Records from a data collection:
= = = =

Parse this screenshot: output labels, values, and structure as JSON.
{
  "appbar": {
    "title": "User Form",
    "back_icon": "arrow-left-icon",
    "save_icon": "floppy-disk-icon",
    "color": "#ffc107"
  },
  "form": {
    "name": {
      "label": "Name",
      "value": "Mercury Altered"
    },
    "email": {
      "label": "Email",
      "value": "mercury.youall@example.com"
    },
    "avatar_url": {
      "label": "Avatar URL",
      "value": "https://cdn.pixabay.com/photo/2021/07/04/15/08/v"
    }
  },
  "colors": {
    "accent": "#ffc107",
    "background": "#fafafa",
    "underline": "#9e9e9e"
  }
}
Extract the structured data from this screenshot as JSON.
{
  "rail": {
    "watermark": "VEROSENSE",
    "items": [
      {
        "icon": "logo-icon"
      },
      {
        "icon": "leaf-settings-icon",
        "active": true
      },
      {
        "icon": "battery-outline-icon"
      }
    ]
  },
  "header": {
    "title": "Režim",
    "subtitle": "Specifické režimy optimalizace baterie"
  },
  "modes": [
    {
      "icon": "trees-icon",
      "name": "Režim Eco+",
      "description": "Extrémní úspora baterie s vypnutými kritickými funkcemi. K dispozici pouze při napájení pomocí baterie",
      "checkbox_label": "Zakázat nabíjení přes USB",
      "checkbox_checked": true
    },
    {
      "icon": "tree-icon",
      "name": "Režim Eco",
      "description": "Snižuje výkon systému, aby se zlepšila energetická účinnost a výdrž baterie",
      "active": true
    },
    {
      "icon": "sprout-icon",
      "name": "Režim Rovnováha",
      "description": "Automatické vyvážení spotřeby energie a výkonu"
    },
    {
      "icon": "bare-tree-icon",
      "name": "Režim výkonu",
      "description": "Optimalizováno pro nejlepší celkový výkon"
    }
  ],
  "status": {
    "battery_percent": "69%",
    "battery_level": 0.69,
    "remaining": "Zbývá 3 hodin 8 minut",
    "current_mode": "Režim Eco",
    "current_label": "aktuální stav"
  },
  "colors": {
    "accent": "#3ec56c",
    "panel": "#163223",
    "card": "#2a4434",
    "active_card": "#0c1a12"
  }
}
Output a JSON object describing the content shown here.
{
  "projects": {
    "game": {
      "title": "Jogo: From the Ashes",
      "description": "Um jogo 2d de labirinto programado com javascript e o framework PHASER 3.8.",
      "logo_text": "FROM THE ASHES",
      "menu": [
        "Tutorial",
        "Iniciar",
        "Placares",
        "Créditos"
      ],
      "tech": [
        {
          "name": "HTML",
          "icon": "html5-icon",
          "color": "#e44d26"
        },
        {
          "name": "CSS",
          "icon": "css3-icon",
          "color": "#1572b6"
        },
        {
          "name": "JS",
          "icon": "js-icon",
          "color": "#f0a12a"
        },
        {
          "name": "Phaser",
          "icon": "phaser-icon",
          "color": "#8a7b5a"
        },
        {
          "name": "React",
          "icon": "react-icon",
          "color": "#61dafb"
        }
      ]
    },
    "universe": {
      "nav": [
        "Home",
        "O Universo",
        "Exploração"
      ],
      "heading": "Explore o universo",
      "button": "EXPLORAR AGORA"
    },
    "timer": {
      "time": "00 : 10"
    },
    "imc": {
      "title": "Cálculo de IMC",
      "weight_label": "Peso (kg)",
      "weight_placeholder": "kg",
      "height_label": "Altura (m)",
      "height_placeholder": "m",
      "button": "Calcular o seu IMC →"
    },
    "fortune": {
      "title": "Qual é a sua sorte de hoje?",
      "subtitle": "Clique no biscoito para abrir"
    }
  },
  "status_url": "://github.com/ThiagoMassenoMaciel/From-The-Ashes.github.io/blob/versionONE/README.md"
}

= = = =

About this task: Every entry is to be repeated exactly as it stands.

Answer for this exercise:
Parse this screenshot: output labels, values, and structure as JSON.
{
  "appbar": {
    "title": "User Form",
    "back_icon": "arrow-left-icon",
    "save_icon": "floppy-disk-icon",
    "color": "#ffc107"
  },
  "form": {
    "name": {
      "label": "Name",
      "value": "Mercury Altered"
    },
    "email": {
      "label": "Email",
      "value": "mercury.youall@example.com"
    },
    "avatar_url": {
      "label": "Avatar URL",
      "value": "https://cdn.pixabay.com/photo/2021/07/04/15/08/v"
    }
  },
  "colors": {
    "accent": "#ffc107",
    "background": "#fafafa",
    "underline": "#9e9e9e"
  }
}
Extract the structured data from this screenshot as JSON.
{
  "rail": {
    "watermark": "VEROSENSE",
    "items": [
      {
        "icon": "logo-icon"
      },
      {
        "icon": "leaf-settings-icon",
        "active": true
      },
      {
        "icon": "battery-outline-icon"
      }
    ]
  },
  "header": {
    "title": "Režim",
    "subtitle": "Specifické režimy optimalizace baterie"
  },
  "modes": [
    {
      "icon": "trees-icon",
      "name": "Režim Eco+",
      "description": "Extrémní úspora baterie s vypnutými kritickými funkcemi. K dispozici pouze při napájení pomocí baterie",
      "checkbox_label": "Zakázat nabíjení přes USB",
      "checkbox_checked": true
    },
    {
      "icon": "tree-icon",
      "name": "Režim Eco",
      "description": "Snižuje výkon systému, aby se zlepšila energetická účinnost a výdrž baterie",
      "active": true
    },
    {
      "icon": "sprout-icon",
      "name": "Režim Rovnováha",
      "description": "Automatické vyvážení spotřeby energie a výkonu"
    },
    {
      "icon": "bare-tree-icon",
      "name": "Režim výkonu",
      "description": "Optimalizováno pro nejlepší celkový výkon"
    }
  ],
  "status": {
    "battery_percent": "69%",
    "battery_level": 0.69,
    "remaining": "Zbývá 3 hodin 8 minut",
    "current_mode": "Režim Eco",
    "current_label": "aktuální stav"
  },
  "colors": {
    "accent": "#3ec56c",
    "panel": "#163223",
    "card": "#2a4434",
    "active_card": "#0c1a12"
  }
}
Output a JSON object describing the content shown here.
{
  "projects": {
    "game": {
      "title": "Jogo: From the Ashes",
      "description": "Um jogo 2d de labirinto programado com javascript e o framework PHASER 3.8.",
      "logo_text": "FROM THE ASHES",
      "menu": [
        "Tutorial",
        "Iniciar",
        "Placares",
        "Créditos"
      ],
      "tech": [
        {
          "name": "HTML",
          "icon": "html5-icon",
          "color": "#e44d26"
        },
        {
          "name": "CSS",
          "icon": "css3-icon",
          "color": "#1572b6"
        },
        {
          "name": "JS",
          "icon": "js-icon",
          "color": "#f0a12a"
        },
        {
          "name": "Phaser",
          "icon": "phaser-icon",
          "color": "#8a7b5a"
        },
        {
          "name": "React",
          "icon": "react-icon",
          "color": "#61dafb"
        }
      ]
    },
    "universe": {
      "nav": [
        "Home",
        "O Universo",
        "Exploração"
      ],
      "heading": "Explore o universo",
      "button": "EXPLORAR AGORA"
    },
    "timer": {
      "time": "00 : 10"
    },
    "imc": {
      "title": "Cálculo de IMC",
      "weight_label": "Peso (kg)",
      "weight_placeholder": "kg",
      "height_label": "Altura (m)",
      "height_placeholder": "m",
      "button": "Calcular o seu IMC →"
    },
    "fortune": {
      "title": "Qual é a sua sorte de hoje?",
      "subtitle": "Clique no biscoito para abrir"
    }
  },
  "status_url": "://github.com/ThiagoMassenoMaciel/From-The-Ashes.github.io/blob/versionONE/README.md"
}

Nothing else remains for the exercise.